## What is required
Could each record be written out again exactly as it stands?

## Data for review
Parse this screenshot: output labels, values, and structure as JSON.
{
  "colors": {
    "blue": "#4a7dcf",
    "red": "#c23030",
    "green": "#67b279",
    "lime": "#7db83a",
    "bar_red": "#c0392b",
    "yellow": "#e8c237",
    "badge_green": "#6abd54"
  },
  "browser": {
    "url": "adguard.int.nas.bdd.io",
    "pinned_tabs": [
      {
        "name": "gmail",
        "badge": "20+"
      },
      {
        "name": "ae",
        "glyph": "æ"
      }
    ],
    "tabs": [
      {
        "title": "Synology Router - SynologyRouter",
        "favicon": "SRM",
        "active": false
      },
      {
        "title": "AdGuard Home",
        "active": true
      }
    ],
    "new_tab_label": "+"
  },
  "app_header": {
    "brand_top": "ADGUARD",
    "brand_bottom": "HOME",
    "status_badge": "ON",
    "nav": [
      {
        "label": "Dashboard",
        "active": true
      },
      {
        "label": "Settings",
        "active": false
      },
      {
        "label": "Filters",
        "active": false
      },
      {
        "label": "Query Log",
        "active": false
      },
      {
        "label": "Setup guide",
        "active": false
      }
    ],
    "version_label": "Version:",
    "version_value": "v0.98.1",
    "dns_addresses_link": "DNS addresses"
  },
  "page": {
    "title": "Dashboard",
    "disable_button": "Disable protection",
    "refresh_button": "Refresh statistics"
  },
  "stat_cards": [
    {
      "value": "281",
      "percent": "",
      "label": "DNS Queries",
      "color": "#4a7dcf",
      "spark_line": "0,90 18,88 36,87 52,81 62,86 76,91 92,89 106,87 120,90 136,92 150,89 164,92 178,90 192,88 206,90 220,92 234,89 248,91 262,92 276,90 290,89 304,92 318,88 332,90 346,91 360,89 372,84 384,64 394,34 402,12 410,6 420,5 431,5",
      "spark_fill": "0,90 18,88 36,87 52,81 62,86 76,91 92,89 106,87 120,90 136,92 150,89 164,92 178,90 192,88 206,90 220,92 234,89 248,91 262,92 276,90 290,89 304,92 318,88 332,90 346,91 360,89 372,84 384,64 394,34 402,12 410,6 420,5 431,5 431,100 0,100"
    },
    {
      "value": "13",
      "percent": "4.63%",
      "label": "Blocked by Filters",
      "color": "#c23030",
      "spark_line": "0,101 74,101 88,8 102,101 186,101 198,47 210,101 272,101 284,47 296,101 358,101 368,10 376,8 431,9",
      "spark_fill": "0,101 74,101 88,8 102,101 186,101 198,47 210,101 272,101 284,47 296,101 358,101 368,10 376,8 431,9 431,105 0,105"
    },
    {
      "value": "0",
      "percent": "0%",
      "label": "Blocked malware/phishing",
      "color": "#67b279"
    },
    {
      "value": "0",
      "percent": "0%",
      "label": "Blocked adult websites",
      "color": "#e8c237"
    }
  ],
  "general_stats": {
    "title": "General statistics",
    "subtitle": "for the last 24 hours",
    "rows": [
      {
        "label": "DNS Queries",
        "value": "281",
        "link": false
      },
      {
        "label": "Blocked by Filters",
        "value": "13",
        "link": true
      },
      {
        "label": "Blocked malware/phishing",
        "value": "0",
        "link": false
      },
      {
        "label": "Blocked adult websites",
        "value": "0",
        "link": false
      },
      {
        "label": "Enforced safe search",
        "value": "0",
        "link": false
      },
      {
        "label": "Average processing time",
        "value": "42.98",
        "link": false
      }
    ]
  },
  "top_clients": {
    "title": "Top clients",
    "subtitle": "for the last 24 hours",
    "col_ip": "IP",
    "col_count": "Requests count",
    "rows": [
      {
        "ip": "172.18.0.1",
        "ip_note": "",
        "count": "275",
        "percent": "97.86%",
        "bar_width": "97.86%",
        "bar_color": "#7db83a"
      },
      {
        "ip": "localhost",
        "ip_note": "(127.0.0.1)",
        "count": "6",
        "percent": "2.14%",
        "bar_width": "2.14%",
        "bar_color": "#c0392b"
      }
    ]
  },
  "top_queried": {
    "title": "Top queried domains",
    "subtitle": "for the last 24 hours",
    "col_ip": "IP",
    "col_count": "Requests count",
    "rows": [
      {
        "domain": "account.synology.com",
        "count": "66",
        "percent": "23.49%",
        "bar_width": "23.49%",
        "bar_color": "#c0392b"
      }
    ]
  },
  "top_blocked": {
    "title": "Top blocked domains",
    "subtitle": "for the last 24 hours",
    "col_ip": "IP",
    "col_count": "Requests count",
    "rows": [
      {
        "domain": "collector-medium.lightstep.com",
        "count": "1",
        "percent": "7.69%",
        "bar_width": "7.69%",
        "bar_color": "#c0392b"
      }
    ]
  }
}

## Exercise answer
Parse this screenshot: output labels, values, and structure as JSON.
{
  "colors": {
    "blue": "#4a7dcf",
    "red": "#c23030",
    "green": "#67b279",
    "lime": "#7db83a",
    "bar_red": "#c0392b",
    "yellow": "#e8c237",
    "badge_green": "#6abd54"
  },
  "browser": {
    "url": "adguard.int.nas.bdd.io",
    "pinned_tabs": [
      {
        "name": "gmail",
        "badge": "20+"
      },
      {
        "name": "ae",
        "glyph": "æ"
      }
    ],
    "tabs": [
      {
        "title": "Synology Router - SynologyRouter",
        "favicon": "SRM",
        "active": false
      },
      {
        "title": "AdGuard Home",
        "active": true
      }
    ],
    "new_tab_label": "+"
  },
  "app_header": {
    "brand_top": "ADGUARD",
    "brand_bottom": "HOME",
    "status_badge": "ON",
    "nav": [
      {
        "label": "Dashboard",
        "active": true
      },
      {
        "label": "Settings",
        "active": false
      },
      {
        "label": "Filters",
        "active": false
      },
      {
        "label": "Query Log",
        "active": false
      },
      {
        "label": "Setup guide",
        "active": false
      }
    ],
    "version_label": "Version:",
    "version_value": "v0.98.1",
    "dns_addresses_link": "DNS addresses"
  },
  "page": {
    "title": "Dashboard",
    "disable_button": "Disable protection",
    "refresh_button": "Refresh statistics"
  },
  "stat_cards": [
    {
      "value": "281",
      "percent": "",
      "label": "DNS Queries",
      "color": "#4a7dcf",
      "spark_line": "0,90 18,88 36,87 52,81 62,86 76,91 92,89 106,87 120,90 136,92 150,89 164,92 178,90 192,88 206,90 220,92 234,89 248,91 262,92 276,90 290,89 304,92 318,88 332,90 346,91 360,89 372,84 384,64 394,34 402,12 410,6 420,5 431,5",
      "spark_fill": "0,90 18,88 36,87 52,81 62,86 76,91 92,89 106,87 120,90 136,92 150,89 164,92 178,90 192,88 206,90 220,92 234,89 248,91 262,92 276,90 290,89 304,92 318,88 332,90 346,91 360,89 372,84 384,64 394,34 402,12 410,6 420,5 431,5 431,100 0,100"
    },
    {
      "value": "13",
      "percent": "4.63%",
      "label": "Blocked by Filters",
      "color": "#c23030",
      "spark_line": "0,101 74,101 88,8 102,101 186,101 198,47 210,101 272,101 284,47 296,101 358,101 368,10 376,8 431,9",
      "spark_fill": "0,101 74,101 88,8 102,101 186,101 198,47 210,101 272,101 284,47 296,101 358,101 368,10 376,8 431,9 431,105 0,105"
    },
    {
      "value": "0",
      "percent": "0%",
      "label": "Blocked malware/phishing",
      "color": "#67b279"
    },
    {
      "value": "0",
      "percent": "0%",
      "label": "Blocked adult websites",
      "color": "#e8c237"
    }
  ],
  "general_stats": {
    "title": "General statistics",
    "subtitle": "for the last 24 hours",
    "rows": [
      {
        "label": "DNS Queries",
        "value": "281",
        "link": false
      },
      {
        "label": "Blocked by Filters",
        "value": "13",
        "link": true
      },
      {
        "label": "Blocked malware/phishing",
        "value": "0",
        "link": false
      },
      {
        "label": "Blocked adult websites",
        "value": "0",
        "link": false
      },
      {
        "label": "Enforced safe search",
        "value": "0",
        "link": false
      },
      {
        "label": "Average processing time",
        "value": "42.98",
        "link": false
      }
    ]
  },
  "top_clients": {
    "title": "Top clients",
    "subtitle": "for the last 24 hours",
    "col_ip": "IP",
    "col_count": "Requests count",
    "rows": [
      {
        "ip": "172.18.0.1",
        "ip_note": "",
        "count": "275",
        "percent": "97.86%",
        "bar_width": "97.86%",
        "bar_color": "#7db83a"
      },
      {
        "ip": "localhost",
        "ip_note": "(127.0.0.1)",
        "count": "6",
        "percent": "2.14%",
        "bar_width": "2.14%",
        "bar_color": "#c0392b"
      }
    ]
  },
  "top_queried": {
    "title": "Top queried domains",
    "subtitle": "for the last 24 hours",
    "col_ip": "IP",
    "col_count": "Requests count",
    "rows": [
      {
        "domain": "account.synology.com",
        "count": "66",
        "percent": "23.49%",
        "bar_width": "23.49%",
        "bar_color": "#c0392b"
      }
    ]
  },
  "top_blocked": {
    "title": "Top blocked domains",
    "subtitle": "for the last 24 hours",
    "col_ip": "IP",
    "col_count": "Requests count",
    "rows": [
      {
        "domain": "collector-medium.lightstep.com",
        "count": "1",
        "percent": "7.69%",
        "bar_width": "7.69%",
        "bar_color": "#c0392b"
      }
    ]
  }
}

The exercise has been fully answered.